### What you will do
Could you copy every line of the data that contains "zoom"?

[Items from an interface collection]
== Segment start ==
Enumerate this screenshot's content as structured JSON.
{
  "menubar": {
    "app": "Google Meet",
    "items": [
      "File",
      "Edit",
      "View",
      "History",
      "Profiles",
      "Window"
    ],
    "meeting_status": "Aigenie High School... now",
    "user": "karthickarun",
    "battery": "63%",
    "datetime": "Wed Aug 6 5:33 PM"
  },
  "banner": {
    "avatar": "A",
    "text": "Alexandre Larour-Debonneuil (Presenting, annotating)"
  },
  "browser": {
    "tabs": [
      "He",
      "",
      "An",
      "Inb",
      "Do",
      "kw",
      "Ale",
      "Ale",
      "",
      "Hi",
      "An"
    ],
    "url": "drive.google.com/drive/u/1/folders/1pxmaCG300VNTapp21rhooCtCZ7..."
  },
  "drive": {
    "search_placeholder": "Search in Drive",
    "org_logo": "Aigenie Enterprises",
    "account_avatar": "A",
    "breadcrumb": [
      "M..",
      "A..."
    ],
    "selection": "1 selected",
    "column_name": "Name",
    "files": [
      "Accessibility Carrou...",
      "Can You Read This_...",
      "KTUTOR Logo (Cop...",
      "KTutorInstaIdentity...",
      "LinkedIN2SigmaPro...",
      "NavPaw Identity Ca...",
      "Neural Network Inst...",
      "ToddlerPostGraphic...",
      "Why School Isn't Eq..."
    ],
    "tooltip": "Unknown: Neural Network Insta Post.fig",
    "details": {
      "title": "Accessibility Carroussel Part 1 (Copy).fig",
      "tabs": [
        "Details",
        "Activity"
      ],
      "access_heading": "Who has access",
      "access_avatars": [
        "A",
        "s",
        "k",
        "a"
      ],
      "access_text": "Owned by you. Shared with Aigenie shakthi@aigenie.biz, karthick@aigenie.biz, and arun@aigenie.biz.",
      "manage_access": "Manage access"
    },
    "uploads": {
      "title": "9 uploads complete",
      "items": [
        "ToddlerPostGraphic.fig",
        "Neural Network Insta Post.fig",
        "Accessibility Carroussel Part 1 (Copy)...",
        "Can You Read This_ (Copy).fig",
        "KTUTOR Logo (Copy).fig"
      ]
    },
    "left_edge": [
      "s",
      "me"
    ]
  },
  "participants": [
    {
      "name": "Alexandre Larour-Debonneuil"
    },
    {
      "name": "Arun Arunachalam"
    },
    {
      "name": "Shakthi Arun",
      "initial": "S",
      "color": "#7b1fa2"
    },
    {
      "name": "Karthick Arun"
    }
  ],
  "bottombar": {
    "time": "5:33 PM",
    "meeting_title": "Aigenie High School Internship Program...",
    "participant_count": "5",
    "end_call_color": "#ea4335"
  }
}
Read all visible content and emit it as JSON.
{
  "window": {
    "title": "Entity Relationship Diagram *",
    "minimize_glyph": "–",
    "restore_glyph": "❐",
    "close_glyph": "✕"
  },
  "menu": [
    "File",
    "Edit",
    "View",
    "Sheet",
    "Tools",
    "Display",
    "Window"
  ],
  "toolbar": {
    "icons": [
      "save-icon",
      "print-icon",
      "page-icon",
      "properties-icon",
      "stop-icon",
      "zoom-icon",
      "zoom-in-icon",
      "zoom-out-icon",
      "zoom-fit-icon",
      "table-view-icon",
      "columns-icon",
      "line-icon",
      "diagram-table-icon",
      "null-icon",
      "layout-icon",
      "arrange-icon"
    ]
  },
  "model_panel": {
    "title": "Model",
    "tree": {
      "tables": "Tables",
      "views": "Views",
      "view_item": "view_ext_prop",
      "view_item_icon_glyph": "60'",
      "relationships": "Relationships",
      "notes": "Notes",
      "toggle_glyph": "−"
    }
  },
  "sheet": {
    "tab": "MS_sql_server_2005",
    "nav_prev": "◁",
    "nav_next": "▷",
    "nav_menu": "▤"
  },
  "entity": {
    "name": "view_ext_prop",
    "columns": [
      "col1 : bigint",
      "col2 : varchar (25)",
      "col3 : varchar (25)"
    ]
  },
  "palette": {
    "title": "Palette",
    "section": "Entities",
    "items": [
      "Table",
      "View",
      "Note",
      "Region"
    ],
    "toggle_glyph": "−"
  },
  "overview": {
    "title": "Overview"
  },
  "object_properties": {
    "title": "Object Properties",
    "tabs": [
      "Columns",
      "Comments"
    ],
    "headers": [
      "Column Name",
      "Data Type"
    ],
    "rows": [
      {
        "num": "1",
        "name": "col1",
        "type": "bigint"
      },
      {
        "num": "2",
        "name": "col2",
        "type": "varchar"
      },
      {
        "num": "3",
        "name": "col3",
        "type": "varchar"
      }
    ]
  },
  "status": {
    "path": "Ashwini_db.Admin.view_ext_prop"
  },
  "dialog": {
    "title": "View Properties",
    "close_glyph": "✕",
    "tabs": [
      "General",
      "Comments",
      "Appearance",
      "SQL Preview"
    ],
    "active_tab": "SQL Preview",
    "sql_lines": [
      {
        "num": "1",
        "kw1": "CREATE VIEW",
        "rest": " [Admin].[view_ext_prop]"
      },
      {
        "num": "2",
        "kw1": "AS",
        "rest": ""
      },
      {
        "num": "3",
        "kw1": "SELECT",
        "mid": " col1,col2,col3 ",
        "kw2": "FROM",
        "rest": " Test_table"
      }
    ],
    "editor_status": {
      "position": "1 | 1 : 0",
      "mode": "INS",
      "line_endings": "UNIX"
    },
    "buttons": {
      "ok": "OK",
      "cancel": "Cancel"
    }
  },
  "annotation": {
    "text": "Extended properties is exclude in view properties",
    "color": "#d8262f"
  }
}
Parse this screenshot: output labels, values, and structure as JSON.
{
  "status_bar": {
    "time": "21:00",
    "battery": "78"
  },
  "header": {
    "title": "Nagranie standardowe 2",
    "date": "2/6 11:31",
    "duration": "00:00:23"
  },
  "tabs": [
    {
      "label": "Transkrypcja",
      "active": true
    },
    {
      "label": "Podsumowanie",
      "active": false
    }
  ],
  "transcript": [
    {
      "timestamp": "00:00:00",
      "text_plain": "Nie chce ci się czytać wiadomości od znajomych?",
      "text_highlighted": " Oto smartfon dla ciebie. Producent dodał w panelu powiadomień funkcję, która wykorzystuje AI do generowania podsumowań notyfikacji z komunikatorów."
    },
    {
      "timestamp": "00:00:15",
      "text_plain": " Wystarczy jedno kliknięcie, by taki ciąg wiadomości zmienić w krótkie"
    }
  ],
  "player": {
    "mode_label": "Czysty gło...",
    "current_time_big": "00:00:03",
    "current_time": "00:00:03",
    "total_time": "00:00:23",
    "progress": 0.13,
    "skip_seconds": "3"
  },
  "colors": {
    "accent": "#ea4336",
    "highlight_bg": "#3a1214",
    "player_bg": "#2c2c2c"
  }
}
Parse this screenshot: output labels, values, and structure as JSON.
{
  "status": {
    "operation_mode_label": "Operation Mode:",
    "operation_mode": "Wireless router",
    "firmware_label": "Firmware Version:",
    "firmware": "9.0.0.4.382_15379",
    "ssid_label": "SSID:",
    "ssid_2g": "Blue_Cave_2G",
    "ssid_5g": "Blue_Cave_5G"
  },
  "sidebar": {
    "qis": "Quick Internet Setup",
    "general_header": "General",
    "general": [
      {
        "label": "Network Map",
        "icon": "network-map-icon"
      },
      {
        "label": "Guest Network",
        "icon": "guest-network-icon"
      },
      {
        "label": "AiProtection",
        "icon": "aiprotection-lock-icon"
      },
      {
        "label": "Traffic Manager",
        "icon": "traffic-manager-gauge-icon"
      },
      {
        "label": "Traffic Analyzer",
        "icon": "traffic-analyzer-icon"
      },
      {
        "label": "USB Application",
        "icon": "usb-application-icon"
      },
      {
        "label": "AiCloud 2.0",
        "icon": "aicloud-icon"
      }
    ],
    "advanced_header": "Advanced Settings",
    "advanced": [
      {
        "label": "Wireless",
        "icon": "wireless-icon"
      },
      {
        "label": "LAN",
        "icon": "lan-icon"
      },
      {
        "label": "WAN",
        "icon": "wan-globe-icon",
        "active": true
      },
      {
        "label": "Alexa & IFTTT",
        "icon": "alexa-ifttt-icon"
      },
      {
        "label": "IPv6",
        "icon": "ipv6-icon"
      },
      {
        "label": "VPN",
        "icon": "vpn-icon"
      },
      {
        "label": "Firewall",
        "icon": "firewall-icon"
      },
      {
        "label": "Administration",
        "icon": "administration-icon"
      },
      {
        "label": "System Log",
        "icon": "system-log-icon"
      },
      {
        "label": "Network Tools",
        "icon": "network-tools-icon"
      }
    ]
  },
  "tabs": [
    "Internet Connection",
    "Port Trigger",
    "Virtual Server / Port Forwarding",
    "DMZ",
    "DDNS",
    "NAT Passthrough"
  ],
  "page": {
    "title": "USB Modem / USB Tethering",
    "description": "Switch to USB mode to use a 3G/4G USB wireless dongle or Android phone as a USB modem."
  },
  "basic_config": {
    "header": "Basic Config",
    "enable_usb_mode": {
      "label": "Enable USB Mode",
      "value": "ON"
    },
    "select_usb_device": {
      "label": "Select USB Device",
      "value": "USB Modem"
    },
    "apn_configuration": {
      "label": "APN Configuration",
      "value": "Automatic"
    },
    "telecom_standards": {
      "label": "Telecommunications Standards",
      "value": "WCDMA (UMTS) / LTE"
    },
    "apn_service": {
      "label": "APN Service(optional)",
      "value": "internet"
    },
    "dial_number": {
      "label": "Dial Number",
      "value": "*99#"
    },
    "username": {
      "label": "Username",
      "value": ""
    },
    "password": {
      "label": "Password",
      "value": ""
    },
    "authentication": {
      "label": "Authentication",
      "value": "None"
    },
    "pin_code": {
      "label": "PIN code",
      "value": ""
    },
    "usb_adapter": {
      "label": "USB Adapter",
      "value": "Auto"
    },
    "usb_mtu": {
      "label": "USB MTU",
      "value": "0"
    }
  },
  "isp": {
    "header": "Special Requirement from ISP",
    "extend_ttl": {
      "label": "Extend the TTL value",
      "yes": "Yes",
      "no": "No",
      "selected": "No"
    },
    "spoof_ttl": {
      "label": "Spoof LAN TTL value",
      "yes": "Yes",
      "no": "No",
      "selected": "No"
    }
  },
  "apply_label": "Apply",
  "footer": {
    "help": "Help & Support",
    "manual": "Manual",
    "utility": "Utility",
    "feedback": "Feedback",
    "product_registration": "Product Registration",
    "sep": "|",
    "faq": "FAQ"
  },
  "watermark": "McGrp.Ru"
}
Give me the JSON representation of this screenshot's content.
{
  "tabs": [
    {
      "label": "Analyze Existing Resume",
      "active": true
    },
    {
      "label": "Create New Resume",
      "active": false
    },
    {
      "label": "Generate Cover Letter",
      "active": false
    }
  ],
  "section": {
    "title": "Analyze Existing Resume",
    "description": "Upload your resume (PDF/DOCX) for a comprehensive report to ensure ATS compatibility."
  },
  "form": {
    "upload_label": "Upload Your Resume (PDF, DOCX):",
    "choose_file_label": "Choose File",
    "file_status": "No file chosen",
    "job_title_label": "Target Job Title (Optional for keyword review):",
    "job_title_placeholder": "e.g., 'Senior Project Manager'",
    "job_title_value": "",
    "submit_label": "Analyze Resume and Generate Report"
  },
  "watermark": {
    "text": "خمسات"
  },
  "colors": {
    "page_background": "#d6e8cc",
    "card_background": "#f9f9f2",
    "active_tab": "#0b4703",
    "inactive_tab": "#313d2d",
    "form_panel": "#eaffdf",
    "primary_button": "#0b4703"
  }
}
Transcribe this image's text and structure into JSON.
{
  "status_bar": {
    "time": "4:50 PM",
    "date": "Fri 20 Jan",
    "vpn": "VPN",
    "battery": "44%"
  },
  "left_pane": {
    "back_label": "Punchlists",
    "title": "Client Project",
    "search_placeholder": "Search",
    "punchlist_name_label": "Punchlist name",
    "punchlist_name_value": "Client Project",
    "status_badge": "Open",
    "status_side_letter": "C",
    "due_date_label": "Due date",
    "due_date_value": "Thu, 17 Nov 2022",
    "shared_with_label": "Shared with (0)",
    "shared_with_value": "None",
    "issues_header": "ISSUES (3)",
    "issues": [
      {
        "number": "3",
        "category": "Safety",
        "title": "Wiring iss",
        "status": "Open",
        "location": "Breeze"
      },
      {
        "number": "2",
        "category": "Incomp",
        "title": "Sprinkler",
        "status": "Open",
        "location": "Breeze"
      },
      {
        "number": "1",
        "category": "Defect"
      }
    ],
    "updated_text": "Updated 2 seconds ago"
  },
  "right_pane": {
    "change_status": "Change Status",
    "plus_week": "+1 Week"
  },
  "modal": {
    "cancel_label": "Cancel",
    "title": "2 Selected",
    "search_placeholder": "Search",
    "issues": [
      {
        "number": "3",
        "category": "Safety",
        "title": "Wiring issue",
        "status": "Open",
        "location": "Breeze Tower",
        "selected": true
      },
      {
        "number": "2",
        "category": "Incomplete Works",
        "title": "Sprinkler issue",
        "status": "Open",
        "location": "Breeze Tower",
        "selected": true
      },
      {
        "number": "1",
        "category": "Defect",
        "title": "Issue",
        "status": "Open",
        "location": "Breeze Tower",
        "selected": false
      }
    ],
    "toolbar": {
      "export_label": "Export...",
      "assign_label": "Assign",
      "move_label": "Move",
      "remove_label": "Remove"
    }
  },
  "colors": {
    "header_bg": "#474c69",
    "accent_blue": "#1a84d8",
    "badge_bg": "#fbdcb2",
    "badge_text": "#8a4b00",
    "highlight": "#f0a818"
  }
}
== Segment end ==
### Response for this exercise
      "zoom-icon",
      "zoom-in-icon",
      "zoom-out-icon",
      "zoom-fit-icon",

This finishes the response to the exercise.